Updated: Jun 22, 2020
Yesterday, President Trump, flanked by police officers from across the country, signed an executive order aimed primarily at encouraging police departments nationwide to undergo more training and stop using chokeholds as a means of subduing people.
It was an obligatory, though inadequate attempt to address the use of excessive force by police on unarmed citizens in black communities. In ways that were both obvious and infuriating, Trump’s executive order/response was just the latest in an attempt to convey concern and commitment to addressing a problem he only exacerbates: fear of black men.
Sight and Symbolism
There were obvious similarities between the slave-patrolling sheriffs of the pre-war South and those law enforcement officers present for the signing of the executive order.
As the gathering of mostly white men, one even clad in a cowboy hat, stood clapping in support of a toothless executive order that does nothing to address a glaring racial disparity in how police approach and apprehend unarmed black people, it was apparent that the “us versus them” mentality that fuels unchecked and unpunished brutality in communities of color will likely continue as it is fueled by Trump himself.
The president has yet to publicly address the disproportionate deaths of unarmed black men at the hands of law enforcement, the lack of punishment for officers who are disciplined or charged for killing black citizens or the reason why nationwide and global protests have erupted: racism. Instead, he’s tweeted messages that seek to create fissures in the multiracial, multi-ethnic coalition of protesters by feeding into underlying racial fears of black men.
The Boogey Man is Black
In a tweet this week, Trump asked if anyone thought suburban moms would be eager to defund the police.
Not one to waste an opportunity to reinforce stereotypes, his tweet implies that only white women (suburban women) are concerned about law enforcement while simultaneously stoking fear about the prospect of eliminating the police altogether. After all, if that happens, who will protect suburban (white) moms and their families from the boogey men (black men)?
To be clear, defunding the police does not mean disbanding them.
Most people advocating cuts in police funding want to re-direct money to other services – social services, education/training and mental health, for example – rather than pour massive funds into police departments, especially in black neighborhoods.
Supporting ever-growing police budgets while simultaneously reducing funding for social programs, mental health, training and education not only provides more resources in support of some officers who abuse their powers, but also does nothing to reduce the underlying causes of criminal activity: chronic unemployment, drug use, mental health and lack of education.
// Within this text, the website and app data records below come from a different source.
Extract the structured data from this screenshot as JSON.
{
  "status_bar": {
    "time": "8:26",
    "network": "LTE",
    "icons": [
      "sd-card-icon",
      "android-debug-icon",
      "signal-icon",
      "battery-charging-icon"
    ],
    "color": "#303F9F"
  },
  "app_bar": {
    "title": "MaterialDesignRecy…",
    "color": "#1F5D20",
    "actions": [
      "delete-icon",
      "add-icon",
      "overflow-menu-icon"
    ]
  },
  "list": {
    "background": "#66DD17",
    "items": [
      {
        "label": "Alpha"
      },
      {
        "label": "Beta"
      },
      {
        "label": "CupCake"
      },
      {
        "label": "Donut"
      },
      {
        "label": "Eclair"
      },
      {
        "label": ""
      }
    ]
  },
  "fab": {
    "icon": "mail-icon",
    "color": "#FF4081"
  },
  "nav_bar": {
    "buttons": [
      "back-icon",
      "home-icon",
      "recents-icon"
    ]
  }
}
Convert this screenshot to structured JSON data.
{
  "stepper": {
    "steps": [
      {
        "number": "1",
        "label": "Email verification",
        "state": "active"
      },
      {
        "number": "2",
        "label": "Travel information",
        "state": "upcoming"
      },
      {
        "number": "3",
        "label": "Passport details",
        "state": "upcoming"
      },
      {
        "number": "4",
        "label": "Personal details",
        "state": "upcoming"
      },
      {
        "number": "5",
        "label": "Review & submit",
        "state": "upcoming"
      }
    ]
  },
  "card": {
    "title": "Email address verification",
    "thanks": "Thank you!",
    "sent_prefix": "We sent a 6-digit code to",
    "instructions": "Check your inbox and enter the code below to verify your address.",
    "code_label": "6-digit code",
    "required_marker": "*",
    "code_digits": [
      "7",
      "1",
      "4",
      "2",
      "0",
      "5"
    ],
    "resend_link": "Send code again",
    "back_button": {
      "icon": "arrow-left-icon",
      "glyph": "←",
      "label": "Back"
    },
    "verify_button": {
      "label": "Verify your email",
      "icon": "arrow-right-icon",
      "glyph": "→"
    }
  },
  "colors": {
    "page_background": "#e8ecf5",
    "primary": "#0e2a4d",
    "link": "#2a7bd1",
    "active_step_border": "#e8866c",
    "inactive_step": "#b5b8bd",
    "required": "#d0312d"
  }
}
Thus, defunding may be an option to reduce abuse and fix the societal ills of black communities.
His Bet on Black Fear
Trump knows that reinforcing racial stereotypes rooted in white fear of black men works to his advantage as the self-labeled “law and order” president. If he can give lip service to quelling the racial unrest and concern about police killings of unarmed black people while simultaneously embracing white supremacist law enforcement tactics and optics, then he’s achieved his goal of upholding the status quo while playing the part of a concerned leader.
And if he can do it as the cameras click at a largely ceremonial, yet obviously racially loaded photo opportunity, all the better.
After all, Trump’s end game is to stoke racial fear and use it as a tool to win re-election. That’s his only end game here. And you can bet he’ll continue to play on fear of black men to win at all costs.